As for the third level at which Bashir conceived his policies, this was the practical level, i.e., the level of practical and rational solutions. In these, Bashir considered that the greater part of the remedies for Lebanon's ills existed. For during his long struggle Bashir had always avoided nebulous forms of thought and fought political prevarication and expediency. He used two weapons to combat these chronic vices : a standpoint based on principles, and practical solutions. When he was asked one day to define his ideology on the basis of a specific trend of thought, he answered : "I am not a thinker, I can describe myself as a practical man of action. I feel close to the human outlook on life... to the individualistic philosophy, which distinguishes a dignified and upright person." If we give preference to the rule of practicality in Bashir's statements, rather than to that of principles, we will see that in practice, he effectively tried to realize the humane aspects of man and his dignity on the basis of a moral criterion : the criterion of righteousness. This is a fact that many people have not grasped in Bashir, especially those who accused him of÷hostility, because they wished to foster their own interests at the expense of Lebanon's interests, and in disparagement of the dignity of its people. They consequently accused Bashir of being 'a valet of imperialism', a 'stipendiary of such and such a power', and many other similarly ridiculous charges. It was common knowledge that Bashir was the promoter of a Cause, the defender of his country's dignity, and a man of principles; as such, he could never have been a 'valet' or a 'stipendiary' to anybody, as all his actions were dictated by the interests of Lebanon, and Lebanon alone. He proclaimed this principled standpoint more than once, and with utter frankness, in and address on June 27, 1980 :
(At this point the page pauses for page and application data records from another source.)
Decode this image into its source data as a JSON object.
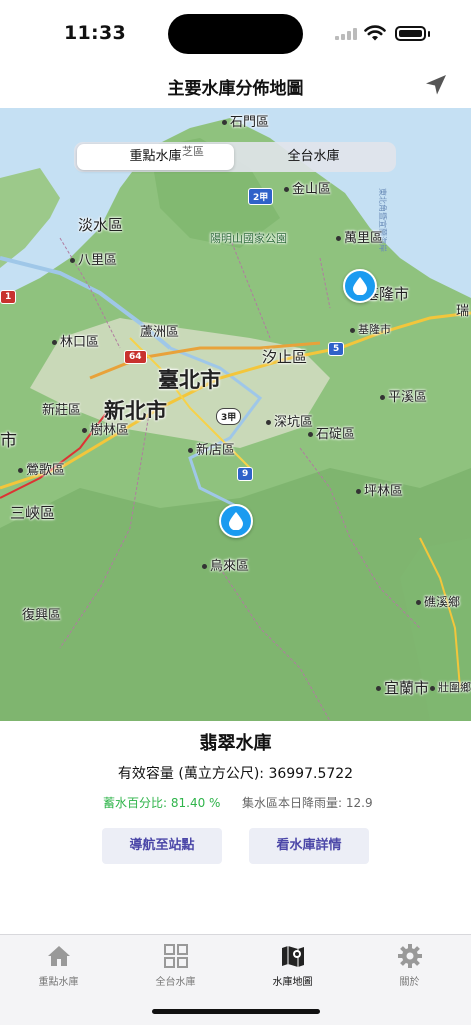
{
  "status": {
    "time": "11:33"
  },
  "nav": {
    "title": "主要水庫分佈地圖"
  },
  "map": {
    "segments": [
      "重點水庫",
      "全台水庫"
    ],
    "selected_segment": "重點水庫",
    "labels": {
      "shimen": "石門區",
      "jinshan": "金山區",
      "tamsui": "淡水區",
      "bali": "八里區",
      "yangmingshan": "陽明山國家公園",
      "wanli": "萬里區",
      "keelung": "基隆市",
      "keelung_port": "基隆市",
      "linkou": "林口區",
      "luzhou": "蘆洲區",
      "taipei": "臺北市",
      "xizhi": "汐止區",
      "newtaipei": "新北市",
      "xinzhuang": "新莊區",
      "shulin": "樹林區",
      "shenkeng": "深坑區",
      "shiding": "石碇區",
      "pingxi": "平溪區",
      "xindian": "新店區",
      "yingge": "鶯歌區",
      "sanxia": "三峽區",
      "pinglin": "坪林區",
      "wulai": "烏來區",
      "fuxing": "復興區",
      "jiaoxi": "礁溪鄉",
      "yilan": "宜蘭市",
      "zhuwei": "壯圍鄉",
      "ruifang": "瑞",
      "shi": "市",
      "zhi": "芝區"
    },
    "shields": {
      "r2": "2甲",
      "r5": "5",
      "r64": "64",
      "r3": "3甲",
      "r9": "9",
      "r1": "1"
    }
  },
  "reservoir": {
    "name": "翡翠水庫",
    "capacity": "有效容量 (萬立方公尺): 36997.5722",
    "percentage": "蓄水百分比: 81.40 %",
    "rainfall": "集水區本日降雨量: 12.9",
    "nav_button": "導航至站點",
    "detail_button": "看水庫詳情"
  },
  "tabs": [
    {
      "label": "重點水庫",
      "icon": "house-icon"
    },
    {
      "label": "全台水庫",
      "icon": "grid-icon"
    },
    {
      "label": "水庫地圖",
      "icon": "map-icon"
    },
    {
      "label": "關於",
      "icon": "gear-icon"
    }
  ],
  "colors": {
    "accent": "#4b47a8",
    "pin": "#1a9bf0",
    "percentage_green": "#2fb44a",
    "sea": "#c5e0f3",
    "land": "#8fc27e"
  }
}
"We are not anybody's agents or valets. We are Lebanese, and the path we follow, and the actions we undertake will be solely dictated by our national interests. We are not inhibited by any complexes, and we fear nobody. We are Lebanese, and as such, we shall seek to foster our interests."
Here, it should be specified that Sheikh Bashir never antagonized anyone just for the sake of making an enemy, but on the other hand, he was quick at seeking confrontation with anybody who threatened the country's interests, whether consciously, or inadvertently. In his opinion, those who harmed Lebanon consciously were dastardly knaves, and those who did it unawares were bloody fools... and the former were as guilty as the latter, of "crimes against the nation".
His good nature however made him quick at resuming friendly relations with those had previously shown hostility, and had then come to their senses and revised their attitude towards the Lebanese cause, displaying sympathy and comprehension for it. This applies to the Arab States, the Palestinian problem, Israel, the European States (including France and the USSR), the States of the American Continent and chiefly among these, the United
States. Bashir's attitudes of cordiality and hostility were selective : they were dictated by the extent to which such or such a group, party, or State had inflicted harm on Lebanon or slighted its dignity. He therefore opposed all those who were against Lebanon, and extended a friendly hand to those who supported it, or, at worst, did nothing to harm it...